• **WORK TASK**:
The records below must be returned exactly, with every picture left out.

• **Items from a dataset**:
BEGIN
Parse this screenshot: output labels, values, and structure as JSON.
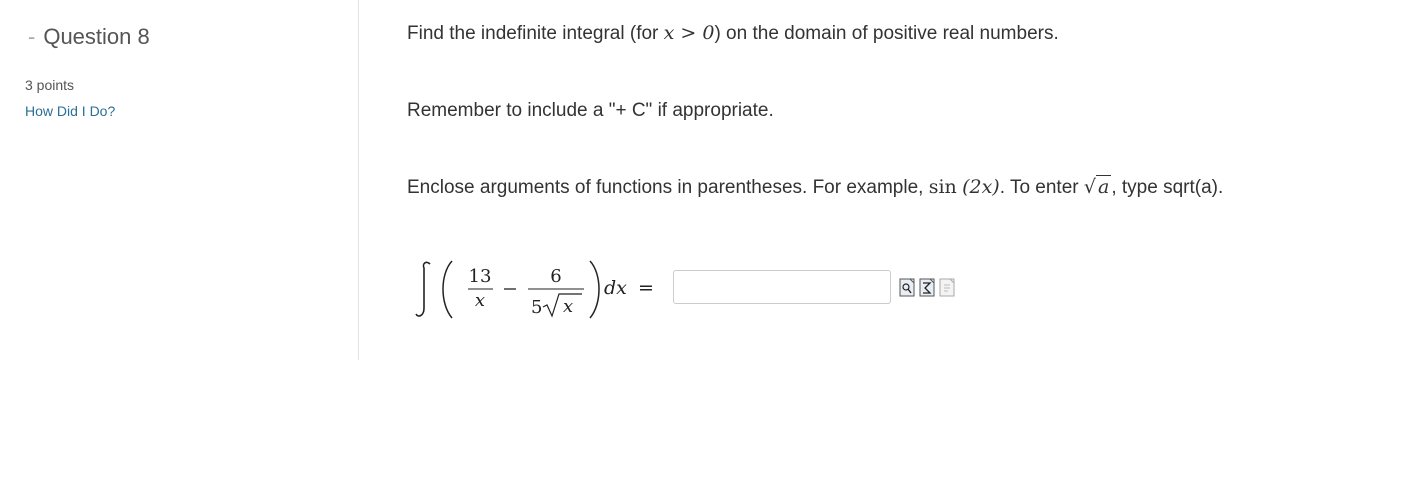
{
  "question": {
    "title": "Question 8",
    "points": "3 points",
    "help_link": "How Did I Do?"
  },
  "content": {
    "p1_text_a": "Find the indefinite integral (for ",
    "p1_math": "x > 0",
    "p1_text_b": ") on the domain of positive real numbers.",
    "p2": "Remember to include a \"+ C\" if appropriate.",
    "p3_text_a": "Enclose arguments of functions in parentheses. For example, ",
    "p3_math_fn": "sin",
    "p3_math_arg": "(2x)",
    "p3_text_b": ". To enter ",
    "p3_sqrt_arg": "a",
    "p3_text_c": ", type sqrt(a)."
  },
  "equation": {
    "frac1_num": "13",
    "frac1_den": "x",
    "minus": "−",
    "frac2_num": "6",
    "frac2_den_coef": "5",
    "frac2_den_rad": "x",
    "differential": "dx",
    "equals": "="
  },
  "answer": {
    "value": "",
    "placeholder": ""
  },
  "tools": [
    "equation-editor-icon",
    "symbol-palette-icon",
    "preview-icon"
  ]
}
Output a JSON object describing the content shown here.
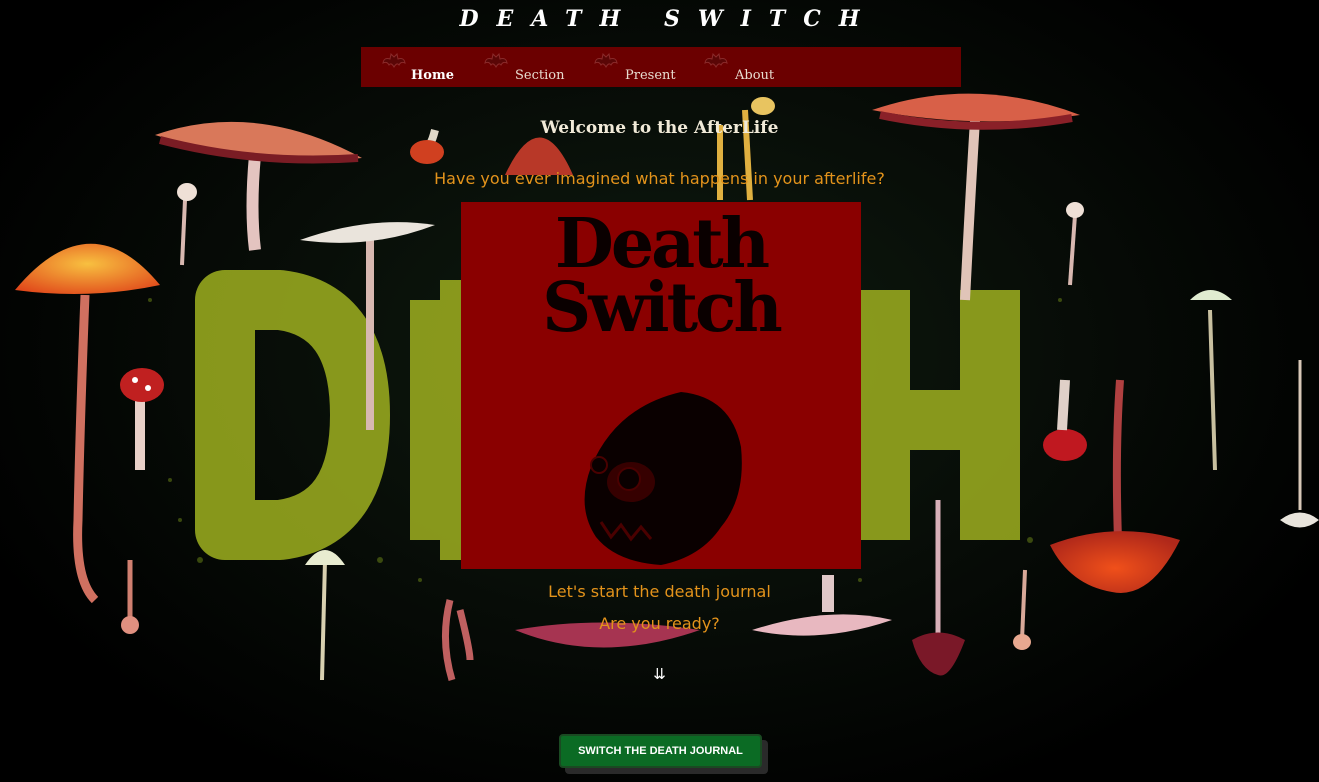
{
  "site": {
    "title": "DEATH SWITCH"
  },
  "nav": {
    "items": [
      {
        "label": "Home",
        "active": true,
        "icon": "bat-icon"
      },
      {
        "label": "Section",
        "active": false,
        "icon": "bat-icon"
      },
      {
        "label": "Present",
        "active": false,
        "icon": "bat-icon"
      },
      {
        "label": "About",
        "active": false,
        "icon": "bat-icon"
      }
    ],
    "background": "#6b0000"
  },
  "main": {
    "welcome": "Welcome to the AfterLife",
    "question": "Have you ever imagined what happens in your afterlife?",
    "hero": {
      "title_line1": "Death",
      "title_line2": "Switch",
      "background": "#8a0000",
      "icon": "skull-icon"
    },
    "journal_prompt": "Let's start the death journal",
    "ready_prompt": "Are you ready?",
    "scroll_hint": "⇊",
    "cta_label": "SWITCH THE DEATH JOURNAL"
  },
  "background": {
    "word": "DEATH",
    "description_icon": "mushroom-icon"
  },
  "colors": {
    "accent_orange": "#e3931b",
    "cta_green": "#0b6b24",
    "deep_red": "#8a0000"
  }
}
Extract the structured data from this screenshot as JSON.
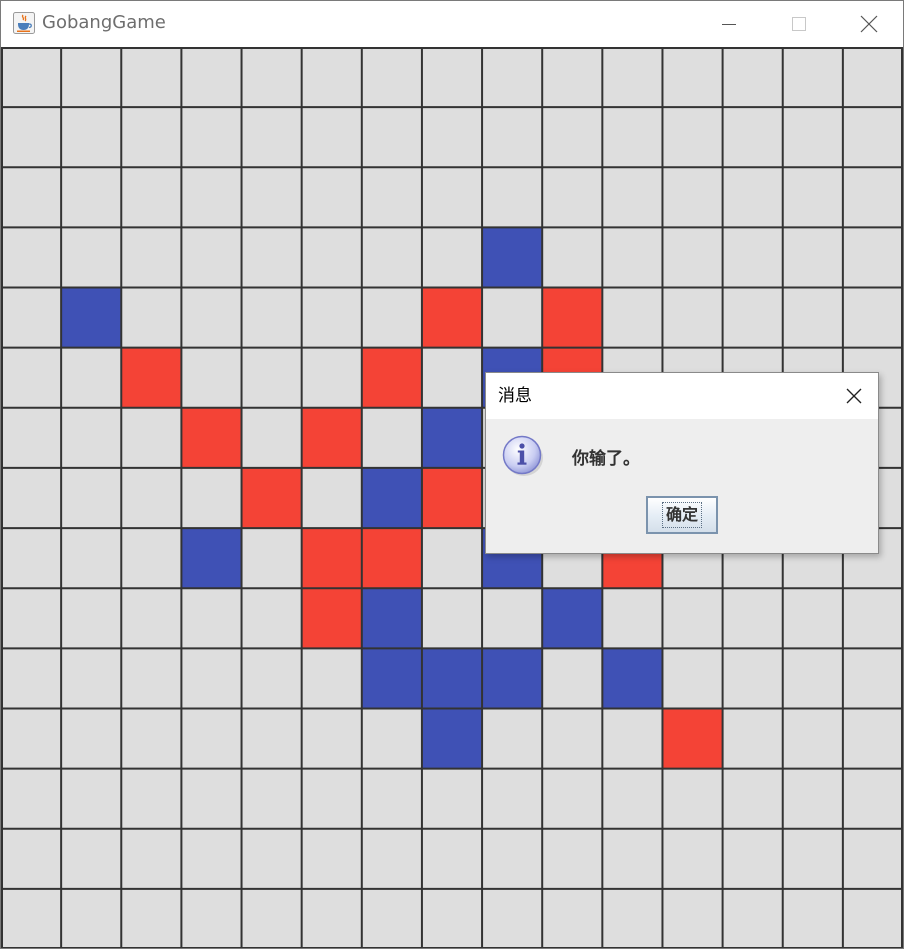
{
  "window": {
    "title": "GobangGame",
    "icon": "java-cup-icon",
    "controls": [
      "minimize-icon",
      "maximize-icon",
      "close-icon"
    ]
  },
  "board": {
    "size": 15,
    "colors": {
      "cell": "#dedede",
      "grid": "#333333",
      "blue": "#3f51b5",
      "red": "#f44336"
    },
    "blue_stones": [
      [
        3,
        8
      ],
      [
        4,
        1
      ],
      [
        5,
        8
      ],
      [
        6,
        7
      ],
      [
        7,
        6
      ],
      [
        8,
        3
      ],
      [
        8,
        8
      ],
      [
        9,
        6
      ],
      [
        9,
        9
      ],
      [
        10,
        6
      ],
      [
        10,
        7
      ],
      [
        10,
        8
      ],
      [
        10,
        10
      ],
      [
        11,
        7
      ]
    ],
    "red_stones": [
      [
        4,
        7
      ],
      [
        4,
        9
      ],
      [
        5,
        2
      ],
      [
        5,
        6
      ],
      [
        5,
        9
      ],
      [
        6,
        3
      ],
      [
        6,
        5
      ],
      [
        7,
        4
      ],
      [
        7,
        7
      ],
      [
        8,
        5
      ],
      [
        8,
        6
      ],
      [
        8,
        10
      ],
      [
        9,
        5
      ],
      [
        11,
        11
      ]
    ]
  },
  "dialog": {
    "title": "消息",
    "message": "你输了。",
    "ok_label": "确定",
    "icon": "information-icon"
  }
}
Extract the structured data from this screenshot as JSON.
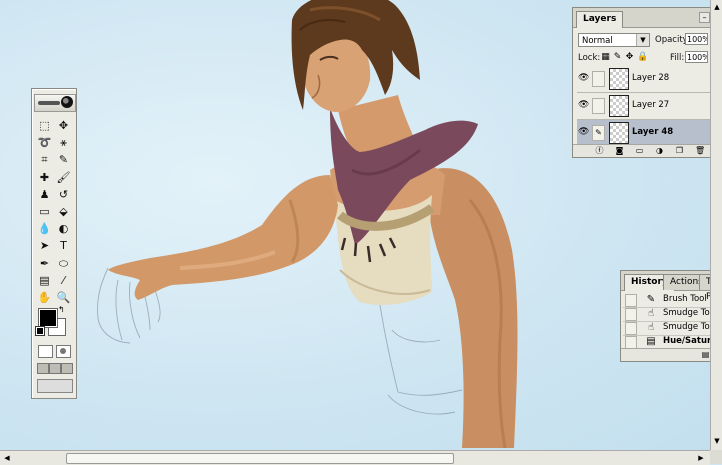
{
  "toolbox": {
    "tools": [
      {
        "name": "marquee-tool-icon",
        "glyph": "⬚"
      },
      {
        "name": "move-tool-icon",
        "glyph": "✥"
      },
      {
        "name": "lasso-tool-icon",
        "glyph": "➰"
      },
      {
        "name": "magic-wand-tool-icon",
        "glyph": "⚹"
      },
      {
        "name": "crop-tool-icon",
        "glyph": "⌗"
      },
      {
        "name": "slice-tool-icon",
        "glyph": "✎"
      },
      {
        "name": "healing-brush-tool-icon",
        "glyph": "✚"
      },
      {
        "name": "brush-tool-icon",
        "glyph": "🖌"
      },
      {
        "name": "clone-stamp-tool-icon",
        "glyph": "♟"
      },
      {
        "name": "history-brush-tool-icon",
        "glyph": "↺"
      },
      {
        "name": "eraser-tool-icon",
        "glyph": "▭"
      },
      {
        "name": "paint-bucket-tool-icon",
        "glyph": "⬙"
      },
      {
        "name": "blur-tool-icon",
        "glyph": "💧"
      },
      {
        "name": "dodge-tool-icon",
        "glyph": "◐"
      },
      {
        "name": "path-selection-tool-icon",
        "glyph": "➤"
      },
      {
        "name": "type-tool-icon",
        "glyph": "T"
      },
      {
        "name": "pen-tool-icon",
        "glyph": "✒"
      },
      {
        "name": "ellipse-tool-icon",
        "glyph": "⬭"
      },
      {
        "name": "notes-tool-icon",
        "glyph": "▤"
      },
      {
        "name": "eyedropper-tool-icon",
        "glyph": "⁄"
      },
      {
        "name": "hand-tool-icon",
        "glyph": "✋"
      },
      {
        "name": "zoom-tool-icon",
        "glyph": "🔍"
      }
    ],
    "foreground_color": "#000000",
    "background_color": "#ffffff"
  },
  "layers": {
    "tab_label": "Layers",
    "blend_mode": "Normal",
    "opacity_label": "Opacity:",
    "opacity_value": "100%",
    "lock_label": "Lock:",
    "fill_label": "Fill:",
    "fill_value": "100%",
    "items": [
      {
        "name": "Layer 28",
        "visible": true,
        "selected": false
      },
      {
        "name": "Layer 27",
        "visible": true,
        "selected": false
      },
      {
        "name": "Layer 48",
        "visible": true,
        "selected": true
      }
    ]
  },
  "history": {
    "tabs": [
      "History",
      "Actions",
      "Tool Pr"
    ],
    "items": [
      {
        "label": "Brush Tool",
        "bold": false
      },
      {
        "label": "Smudge Tool",
        "bold": false
      },
      {
        "label": "Smudge Tool",
        "bold": false
      },
      {
        "label": "Hue/Saturation",
        "bold": true
      }
    ]
  }
}
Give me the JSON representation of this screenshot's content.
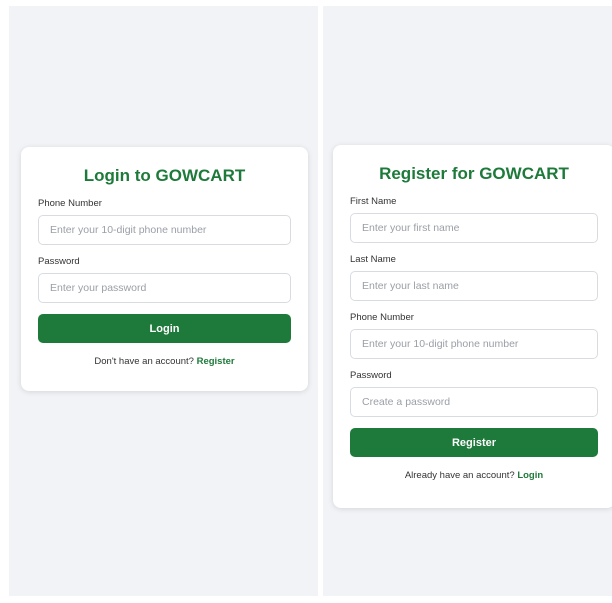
{
  "login": {
    "title": "Login to GOWCART",
    "phone_label": "Phone Number",
    "phone_placeholder": "Enter your 10-digit phone number",
    "password_label": "Password",
    "password_placeholder": "Enter your password",
    "submit_label": "Login",
    "footer_text": "Don't have an account?",
    "footer_link": "Register"
  },
  "register": {
    "title": "Register for GOWCART",
    "first_name_label": "First Name",
    "first_name_placeholder": "Enter your first name",
    "last_name_label": "Last Name",
    "last_name_placeholder": "Enter your last name",
    "phone_label": "Phone Number",
    "phone_placeholder": "Enter your 10-digit phone number",
    "password_label": "Password",
    "password_placeholder": "Create a password",
    "submit_label": "Register",
    "footer_text": "Already have an account?",
    "footer_link": "Login"
  },
  "colors": {
    "brand_green": "#1e7a3a",
    "screen_background": "#f1f3f6",
    "card_background": "#ffffff"
  }
}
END
• **EXERCISE RESPONSE**:
Parse this screenshot: output labels, values, and structure as JSON.
{
  "question": {
    "title": "Question 8",
    "points": "3 points",
    "help_link": "How Did I Do?"
  },
  "content": {
    "p1_text_a": "Find the indefinite integral (for ",
    "p1_math": "x > 0",
    "p1_text_b": ") on the domain of positive real numbers.",
    "p2": "Remember to include a \"+ C\" if appropriate.",
    "p3_text_a": "Enclose arguments of functions in parentheses. For example, ",
    "p3_math_fn": "sin",
    "p3_math_arg": "(2x)",
    "p3_text_b": ". To enter ",
    "p3_sqrt_arg": "a",
    "p3_text_c": ", type sqrt(a)."
  },
  "equation": {
    "frac1_num": "13",
    "frac1_den": "x",
    "minus": "−",
    "frac2_num": "6",
    "frac2_den_coef": "5",
    "frac2_den_rad": "x",
    "differential": "dx",
    "equals": "="
  },
  "answer": {
    "value": "",
    "placeholder": ""
  },
  "tools": [
    "equation-editor-icon",
    "symbol-palette-icon",
    "preview-icon"
  ]
}
Output a JSON object describing the content shown here.
{
  "site": {
    "title": "DEATH SWITCH"
  },
  "nav": {
    "items": [
      {
        "label": "Home",
        "active": true,
        "icon": "bat-icon"
      },
      {
        "label": "Section",
        "active": false,
        "icon": "bat-icon"
      },
      {
        "label": "Present",
        "active": false,
        "icon": "bat-icon"
      },
      {
        "label": "About",
        "active": false,
        "icon": "bat-icon"
      }
    ],
    "background": "#6b0000"
  },
  "main": {
    "welcome": "Welcome to the AfterLife",
    "question": "Have you ever imagined what happens in your afterlife?",
    "hero": {
      "title_line1": "Death",
      "title_line2": "Switch",
      "background": "#8a0000",
      "icon": "skull-icon"
    },
    "journal_prompt": "Let's start the death journal",
    "ready_prompt": "Are you ready?",
    "scroll_hint": "⇊",
    "cta_label": "SWITCH THE DEATH JOURNAL"
  },
  "background": {
    "word": "DEATH",
    "description_icon": "mushroom-icon"
  },
  "colors": {
    "accent_orange": "#e3931b",
    "cta_green": "#0b6b24",
    "deep_red": "#8a0000"
  }
}
Extract the structured data from this screenshot as JSON.
{
  "window": {
    "title": "GobangGame",
    "icon": "java-cup-icon",
    "controls": [
      "minimize-icon",
      "maximize-icon",
      "close-icon"
    ]
  },
  "board": {
    "size": 15,
    "colors": {
      "cell": "#dedede",
      "grid": "#333333",
      "blue": "#3f51b5",
      "red": "#f44336"
    },
    "blue_stones": [
      [
        3,
        8
      ],
      [
        4,
        1
      ],
      [
        5,
        8
      ],
      [
        6,
        7
      ],
      [
        7,
        6
      ],
      [
        8,
        3
      ],
      [
        8,
        8
      ],
      [
        9,
        6
      ],
      [
        9,
        9
      ],
      [
        10,
        6
      ],
      [
        10,
        7
      ],
      [
        10,
        8
      ],
      [
        10,
        10
      ],
      [
        11,
        7
      ]
    ],
    "red_stones": [
      [
        4,
        7
      ],
      [
        4,
        9
      ],
      [
        5,
        2
      ],
      [
        5,
        6
      ],
      [
        5,
        9
      ],
      [
        6,
        3
      ],
      [
        6,
        5
      ],
      [
        7,
        4
      ],
      [
        7,
        7
      ],
      [
        8,
        5
      ],
      [
        8,
        6
      ],
      [
        8,
        10
      ],
      [
        9,
        5
      ],
      [
        11,
        11
      ]
    ]
  },
  "dialog": {
    "title": "消息",
    "message": "你输了。",
    "ok_label": "确定",
    "icon": "information-icon"
  }
}
Extract the structured data from this screenshot as JSON.
{
  "toolbox": {
    "tools": [
      {
        "name": "marquee-tool-icon",
        "glyph": "⬚"
      },
      {
        "name": "move-tool-icon",
        "glyph": "✥"
      },
      {
        "name": "lasso-tool-icon",
        "glyph": "➰"
      },
      {
        "name": "magic-wand-tool-icon",
        "glyph": "⚹"
      },
      {
        "name": "crop-tool-icon",
        "glyph": "⌗"
      },
      {
        "name": "slice-tool-icon",
        "glyph": "✎"
      },
      {
        "name": "healing-brush-tool-icon",
        "glyph": "✚"
      },
      {
        "name": "brush-tool-icon",
        "glyph": "🖌"
      },
      {
        "name": "clone-stamp-tool-icon",
        "glyph": "♟"
      },
      {
        "name": "history-brush-tool-icon",
        "glyph": "↺"
      },
      {
        "name": "eraser-tool-icon",
        "glyph": "▭"
      },
      {
        "name": "paint-bucket-tool-icon",
        "glyph": "⬙"
      },
      {
        "name": "blur-tool-icon",
        "glyph": "💧"
      },
      {
        "name": "dodge-tool-icon",
        "glyph": "◐"
      },
      {
        "name": "path-selection-tool-icon",
        "glyph": "➤"
      },
      {
        "name": "type-tool-icon",
        "glyph": "T"
      },
      {
        "name": "pen-tool-icon",
        "glyph": "✒"
      },
      {
        "name": "ellipse-tool-icon",
        "glyph": "⬭"
      },
      {
        "name": "notes-tool-icon",
        "glyph": "▤"
      },
      {
        "name": "eyedropper-tool-icon",
        "glyph": "⁄"
      },
      {
        "name": "hand-tool-icon",
        "glyph": "✋"
      },
      {
        "name": "zoom-tool-icon",
        "glyph": "🔍"
      }
    ],
    "foreground_color": "#000000",
    "background_color": "#ffffff"
  },
  "layers": {
    "tab_label": "Layers",
    "blend_mode": "Normal",
    "opacity_label": "Opacity:",
    "opacity_value": "100%",
    "lock_label": "Lock:",
    "fill_label": "Fill:",
    "fill_value": "100%",
    "items": [
      {
        "name": "Layer 28",
        "visible": true,
        "selected": false
      },
      {
        "name": "Layer 27",
        "visible": true,
        "selected": false
      },
      {
        "name": "Layer 48",
        "visible": true,
        "selected": true
      }
    ]
  },
  "history": {
    "tabs": [
      "History",
      "Actions",
      "Tool Pr"
    ],
    "items": [
      {
        "label": "Brush Tool",
        "bold": false
      },
      {
        "label": "Smudge Tool",
        "bold": false
      },
      {
        "label": "Smudge Tool",
        "bold": false
      },
      {
        "label": "Hue/Saturation",
        "bold": true
      }
    ]
  }
}
Give me the JSON representation of this screenshot's content.
{
  "login": {
    "title": "Login to GOWCART",
    "phone_label": "Phone Number",
    "phone_placeholder": "Enter your 10-digit phone number",
    "password_label": "Password",
    "password_placeholder": "Enter your password",
    "submit_label": "Login",
    "footer_text": "Don't have an account?",
    "footer_link": "Register"
  },
  "register": {
    "title": "Register for GOWCART",
    "first_name_label": "First Name",
    "first_name_placeholder": "Enter your first name",
    "last_name_label": "Last Name",
    "last_name_placeholder": "Enter your last name",
    "phone_label": "Phone Number",
    "phone_placeholder": "Enter your 10-digit phone number",
    "password_label": "Password",
    "password_placeholder": "Create a password",
    "submit_label": "Register",
    "footer_text": "Already have an account?",
    "footer_link": "Login"
  },
  "colors": {
    "brand_green": "#1e7a3a",
    "screen_background": "#f1f3f6",
    "card_background": "#ffffff"
  }
}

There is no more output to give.